Status: Partially Found

In 2002, Namco collaborated with a company named Groove Corporation to create a 75-minute CGI film titled Xevious. It was based on the 1982 arcade game of the same name, as the game was celebrating its 20th anniversary at the time. Premiering in the summer of 2002, the film was originally shown in various locations during a summer road show of that year. However, aside from these screenings, it was never released on home video and has not resurfaced in any form.[1][2]

Plot and Reception

The film takes place in the year 2150 A.D., as a space pilot named Takeru and a human-computer named Martha find a mysterious little girl named Ru Mi in a large space vessel. Ru Mi warns Takeru about GAMP (General Artificial Matrix Producer), a race of aliens that plan to attack and conquer Earth. Takeru then pilots the Solvalou spacecraft to destroy the GAMP's base on the planet Andor.

The film assumes the backstory that humans had created an advanced civilization over 10,000 years ago, but that it collapsed from war. It likely also retained the plot detail from the game that the GAMP were the original inhabitants of the Earth, making the humans the true invaders.

Upon release, the film received generally negative reception from those who saw it, with many criticizing the poor quality of the animation and writing. This may be one reason why the film has largely been forgotten, even by fans of the franchise.


The film was initially announced in February 2002, though very little information was given at the time.[3] While the production team largely consisted of newcomers to the anime industry, it did feature a few high-profile names, such as Masafumi Mima and Shinya Ogura. Official PlayStation 2 Magazine reported that Namco teased the film again at the Tokyo International Anime Fair in May.[4]

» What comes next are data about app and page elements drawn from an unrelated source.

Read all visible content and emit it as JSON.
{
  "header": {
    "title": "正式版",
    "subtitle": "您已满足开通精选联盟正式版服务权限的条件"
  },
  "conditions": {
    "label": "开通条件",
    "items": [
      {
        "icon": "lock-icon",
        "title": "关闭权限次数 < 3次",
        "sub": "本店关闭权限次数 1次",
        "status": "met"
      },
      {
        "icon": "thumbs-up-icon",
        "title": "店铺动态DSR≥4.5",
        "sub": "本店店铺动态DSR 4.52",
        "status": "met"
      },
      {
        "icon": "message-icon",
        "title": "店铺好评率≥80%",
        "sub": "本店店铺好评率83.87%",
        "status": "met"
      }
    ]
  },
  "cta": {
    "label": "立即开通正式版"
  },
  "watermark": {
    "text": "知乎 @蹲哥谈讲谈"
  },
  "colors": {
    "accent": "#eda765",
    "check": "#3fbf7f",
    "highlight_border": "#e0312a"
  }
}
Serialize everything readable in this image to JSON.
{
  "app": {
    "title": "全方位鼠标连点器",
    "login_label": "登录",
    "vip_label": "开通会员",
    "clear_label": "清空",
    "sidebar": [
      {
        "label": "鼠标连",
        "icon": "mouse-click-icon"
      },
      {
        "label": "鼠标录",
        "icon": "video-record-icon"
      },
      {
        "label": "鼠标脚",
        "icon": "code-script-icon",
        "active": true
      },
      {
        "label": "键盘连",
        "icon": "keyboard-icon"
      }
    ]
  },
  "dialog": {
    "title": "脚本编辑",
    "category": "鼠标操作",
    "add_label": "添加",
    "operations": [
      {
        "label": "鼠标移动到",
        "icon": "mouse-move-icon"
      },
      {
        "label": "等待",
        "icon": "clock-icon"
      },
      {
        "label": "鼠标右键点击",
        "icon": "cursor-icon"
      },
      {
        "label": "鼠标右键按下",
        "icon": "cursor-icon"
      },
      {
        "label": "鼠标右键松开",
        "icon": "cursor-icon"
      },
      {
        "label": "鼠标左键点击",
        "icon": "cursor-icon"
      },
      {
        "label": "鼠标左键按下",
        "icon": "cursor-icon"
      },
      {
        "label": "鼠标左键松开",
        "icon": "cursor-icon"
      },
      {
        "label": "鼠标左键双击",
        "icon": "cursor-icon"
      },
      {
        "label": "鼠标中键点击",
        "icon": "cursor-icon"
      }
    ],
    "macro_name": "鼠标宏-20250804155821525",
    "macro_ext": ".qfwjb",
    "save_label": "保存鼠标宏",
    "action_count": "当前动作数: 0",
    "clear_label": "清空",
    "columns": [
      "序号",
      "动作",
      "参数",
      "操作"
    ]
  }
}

Xevious and several other Groove Corporation films were shown at a summer roadshow in Japan, which was organized by a company called "Garinpeiro". According to an Amazon Japan page, the film was also planned for VHS and DVD release on September 25th, 2002, by Ken Media.[5] However, around the time Xevious was released, the head of Groove Corporation supposedly stole the money and movie masters and ran off with them, which caused the company to go out of business. It also led to many of the studio's movies being cancelled or not released on DVD, with Xevious being no exception.


Many people have claimed to have filmed the movie during its release, but no clips can be found online and it is believed that cameras were banned during the summer roadshow.

Additionally, there are two low-quality screencaps from the film and several pieces of promotional material.

On December 15th, 2017, several screenshots from the film were uploaded to Twitter by user HAZUKI.[6]

On November 27th, 2020, Bandai Namco Studios uploaded a video retrospective on Xevious to its YouTube channel as part of its Namco Museum of Art video series. The end of the video features a brief clip from the film, suggesting that Bandai Namco may be in possession of the original masters.[7]

On June 7th, 2024 YouTuber RndStranger found and uploaded a minute-long trailer of the film taken from a Groove Corporation promotional disc.




Trailer for the film.


RndStranger's video on finding the film's trailer.